> _PROBLEM TO SOLVE_
Show the lines below that contain the string "into".

Segment Start: MATERIAL TO PROCESS

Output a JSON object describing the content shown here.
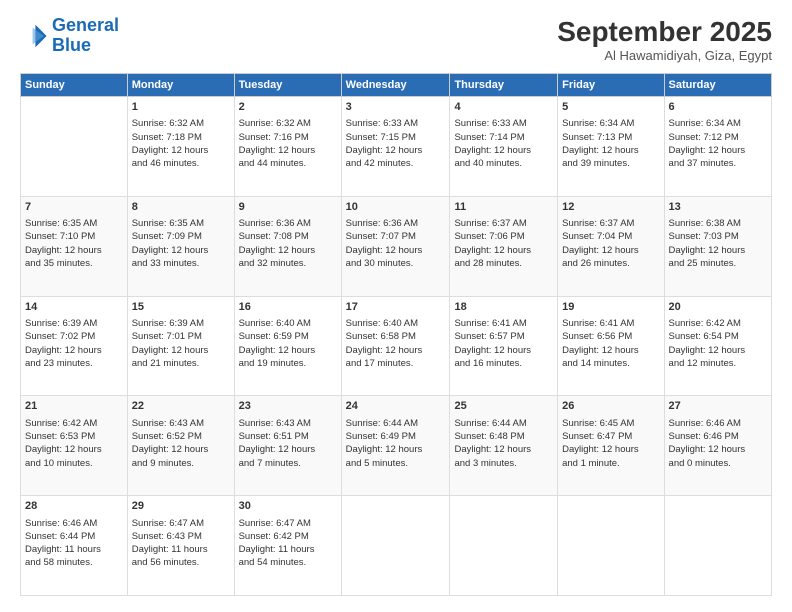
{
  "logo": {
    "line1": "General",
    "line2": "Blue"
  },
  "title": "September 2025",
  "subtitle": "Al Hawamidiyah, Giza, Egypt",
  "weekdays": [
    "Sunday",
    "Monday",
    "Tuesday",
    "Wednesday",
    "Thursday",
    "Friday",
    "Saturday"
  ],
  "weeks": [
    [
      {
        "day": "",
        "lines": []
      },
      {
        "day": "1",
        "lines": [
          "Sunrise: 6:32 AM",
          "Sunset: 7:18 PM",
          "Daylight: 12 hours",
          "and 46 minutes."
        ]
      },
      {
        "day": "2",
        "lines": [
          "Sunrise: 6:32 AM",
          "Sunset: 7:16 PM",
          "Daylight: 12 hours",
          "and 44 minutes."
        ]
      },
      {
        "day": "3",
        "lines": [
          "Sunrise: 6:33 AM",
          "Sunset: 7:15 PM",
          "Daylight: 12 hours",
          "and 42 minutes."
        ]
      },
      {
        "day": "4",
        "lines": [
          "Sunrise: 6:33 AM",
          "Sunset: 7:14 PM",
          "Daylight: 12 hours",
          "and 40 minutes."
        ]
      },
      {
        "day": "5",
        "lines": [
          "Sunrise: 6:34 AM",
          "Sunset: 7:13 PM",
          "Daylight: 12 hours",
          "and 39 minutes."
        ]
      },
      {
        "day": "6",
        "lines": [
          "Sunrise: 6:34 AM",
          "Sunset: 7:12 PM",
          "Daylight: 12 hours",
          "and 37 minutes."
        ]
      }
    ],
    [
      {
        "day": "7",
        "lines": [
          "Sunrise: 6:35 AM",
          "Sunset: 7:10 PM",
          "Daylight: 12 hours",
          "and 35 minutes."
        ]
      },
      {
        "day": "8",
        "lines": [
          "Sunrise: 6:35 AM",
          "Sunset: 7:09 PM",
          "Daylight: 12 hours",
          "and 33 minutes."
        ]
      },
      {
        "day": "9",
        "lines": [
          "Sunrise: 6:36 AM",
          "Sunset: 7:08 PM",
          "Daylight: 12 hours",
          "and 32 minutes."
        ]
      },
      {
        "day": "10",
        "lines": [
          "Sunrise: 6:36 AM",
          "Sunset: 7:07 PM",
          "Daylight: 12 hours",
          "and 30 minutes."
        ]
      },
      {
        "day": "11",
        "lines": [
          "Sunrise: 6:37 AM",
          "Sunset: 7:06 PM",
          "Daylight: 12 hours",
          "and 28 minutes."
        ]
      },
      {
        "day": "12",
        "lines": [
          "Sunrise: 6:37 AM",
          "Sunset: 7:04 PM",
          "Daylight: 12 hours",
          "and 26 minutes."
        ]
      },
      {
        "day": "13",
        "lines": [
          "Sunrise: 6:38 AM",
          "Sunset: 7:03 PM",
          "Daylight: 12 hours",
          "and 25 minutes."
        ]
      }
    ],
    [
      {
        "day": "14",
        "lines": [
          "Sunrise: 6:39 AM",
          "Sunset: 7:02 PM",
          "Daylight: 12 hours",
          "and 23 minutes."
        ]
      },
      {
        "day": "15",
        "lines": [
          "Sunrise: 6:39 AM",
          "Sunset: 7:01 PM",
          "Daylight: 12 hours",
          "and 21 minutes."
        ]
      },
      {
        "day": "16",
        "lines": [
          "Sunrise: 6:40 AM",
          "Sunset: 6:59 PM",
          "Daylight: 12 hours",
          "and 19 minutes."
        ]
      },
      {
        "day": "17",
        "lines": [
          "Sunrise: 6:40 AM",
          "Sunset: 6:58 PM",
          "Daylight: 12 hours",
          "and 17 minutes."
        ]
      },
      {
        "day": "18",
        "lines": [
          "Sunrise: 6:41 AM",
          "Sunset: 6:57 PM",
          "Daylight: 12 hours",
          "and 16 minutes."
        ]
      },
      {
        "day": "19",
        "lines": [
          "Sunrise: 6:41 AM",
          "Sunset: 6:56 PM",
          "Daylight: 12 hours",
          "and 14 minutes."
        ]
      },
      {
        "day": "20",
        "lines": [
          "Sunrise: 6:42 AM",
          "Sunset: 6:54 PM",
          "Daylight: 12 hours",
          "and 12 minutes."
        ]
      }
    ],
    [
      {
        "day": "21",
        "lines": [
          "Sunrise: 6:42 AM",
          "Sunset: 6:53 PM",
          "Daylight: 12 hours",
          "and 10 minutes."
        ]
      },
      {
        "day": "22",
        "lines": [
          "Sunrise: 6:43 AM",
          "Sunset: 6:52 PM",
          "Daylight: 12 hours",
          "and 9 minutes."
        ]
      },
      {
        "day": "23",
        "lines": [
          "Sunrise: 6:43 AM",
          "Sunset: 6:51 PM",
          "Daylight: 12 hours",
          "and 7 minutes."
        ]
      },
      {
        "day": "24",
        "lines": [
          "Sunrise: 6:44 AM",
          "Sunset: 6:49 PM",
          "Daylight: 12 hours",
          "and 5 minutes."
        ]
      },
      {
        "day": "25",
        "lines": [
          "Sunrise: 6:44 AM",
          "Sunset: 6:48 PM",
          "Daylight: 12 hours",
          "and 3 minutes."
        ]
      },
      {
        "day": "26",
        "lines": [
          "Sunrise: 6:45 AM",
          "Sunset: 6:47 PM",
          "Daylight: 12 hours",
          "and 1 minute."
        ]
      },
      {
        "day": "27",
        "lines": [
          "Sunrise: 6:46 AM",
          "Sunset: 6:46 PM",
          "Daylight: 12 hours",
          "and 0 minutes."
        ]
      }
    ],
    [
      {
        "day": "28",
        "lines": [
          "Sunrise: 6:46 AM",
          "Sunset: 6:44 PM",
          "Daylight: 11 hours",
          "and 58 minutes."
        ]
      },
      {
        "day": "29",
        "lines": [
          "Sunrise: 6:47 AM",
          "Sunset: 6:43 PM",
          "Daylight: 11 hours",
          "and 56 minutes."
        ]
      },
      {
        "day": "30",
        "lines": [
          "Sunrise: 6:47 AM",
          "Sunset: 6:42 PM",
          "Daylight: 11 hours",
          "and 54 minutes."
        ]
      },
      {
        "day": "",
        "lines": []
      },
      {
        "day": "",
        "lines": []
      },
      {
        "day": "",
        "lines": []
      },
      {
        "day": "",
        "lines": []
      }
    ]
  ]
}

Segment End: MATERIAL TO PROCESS
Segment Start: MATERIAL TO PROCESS

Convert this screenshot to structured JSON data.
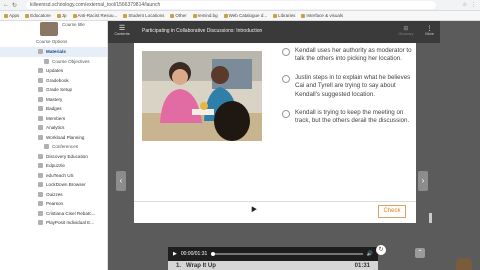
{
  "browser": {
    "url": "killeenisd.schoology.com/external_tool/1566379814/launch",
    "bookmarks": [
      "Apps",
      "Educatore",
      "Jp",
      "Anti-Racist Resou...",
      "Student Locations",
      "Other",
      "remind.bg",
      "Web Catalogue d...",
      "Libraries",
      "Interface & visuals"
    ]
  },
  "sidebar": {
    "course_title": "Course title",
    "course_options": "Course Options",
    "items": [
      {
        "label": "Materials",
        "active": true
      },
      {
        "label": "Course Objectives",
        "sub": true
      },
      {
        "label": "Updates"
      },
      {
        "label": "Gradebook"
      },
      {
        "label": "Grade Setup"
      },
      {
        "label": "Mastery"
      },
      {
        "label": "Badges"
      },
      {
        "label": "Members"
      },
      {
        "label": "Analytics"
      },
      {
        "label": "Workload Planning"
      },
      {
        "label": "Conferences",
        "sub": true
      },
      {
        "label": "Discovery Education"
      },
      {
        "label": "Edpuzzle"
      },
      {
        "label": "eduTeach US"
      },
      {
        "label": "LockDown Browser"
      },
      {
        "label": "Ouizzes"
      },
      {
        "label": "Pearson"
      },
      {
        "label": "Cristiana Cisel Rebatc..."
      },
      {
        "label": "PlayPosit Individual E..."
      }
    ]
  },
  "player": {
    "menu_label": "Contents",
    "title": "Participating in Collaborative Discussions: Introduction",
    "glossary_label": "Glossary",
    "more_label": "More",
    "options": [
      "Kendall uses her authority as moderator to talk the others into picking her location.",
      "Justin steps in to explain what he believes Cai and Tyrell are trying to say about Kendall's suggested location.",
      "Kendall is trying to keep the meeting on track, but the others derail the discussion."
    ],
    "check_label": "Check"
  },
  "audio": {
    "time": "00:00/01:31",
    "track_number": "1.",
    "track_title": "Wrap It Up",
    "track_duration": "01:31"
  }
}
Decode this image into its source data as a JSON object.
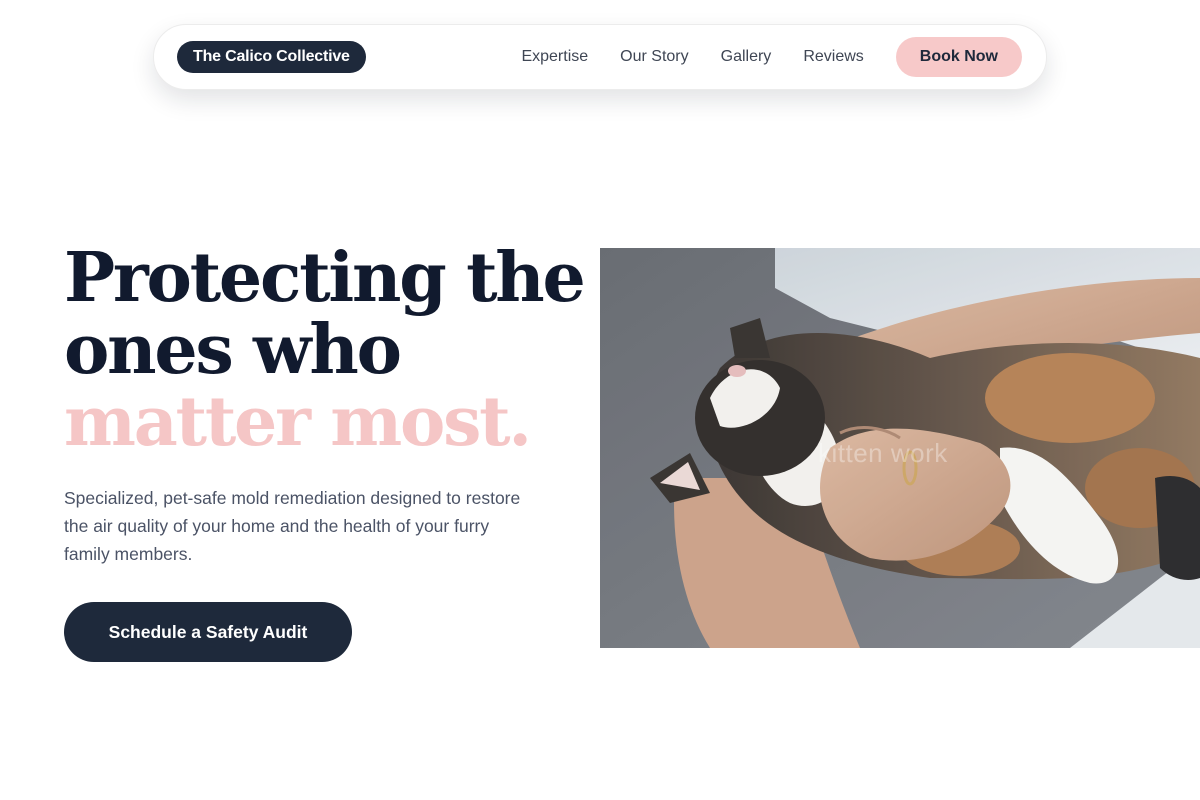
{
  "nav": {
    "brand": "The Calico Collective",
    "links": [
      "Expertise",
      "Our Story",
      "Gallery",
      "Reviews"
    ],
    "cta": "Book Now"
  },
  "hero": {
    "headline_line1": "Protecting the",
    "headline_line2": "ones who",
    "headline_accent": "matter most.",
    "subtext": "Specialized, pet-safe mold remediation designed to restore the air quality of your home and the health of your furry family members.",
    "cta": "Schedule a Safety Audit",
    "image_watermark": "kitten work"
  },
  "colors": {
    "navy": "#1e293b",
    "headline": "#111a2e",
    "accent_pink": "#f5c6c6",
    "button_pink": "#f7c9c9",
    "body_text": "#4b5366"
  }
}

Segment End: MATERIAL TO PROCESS

> _WRITTEN RESPONSE_
      "Kendall uses her authority as moderator to talk the others into picking her location.",
Decode this image into its source data as a JSON object.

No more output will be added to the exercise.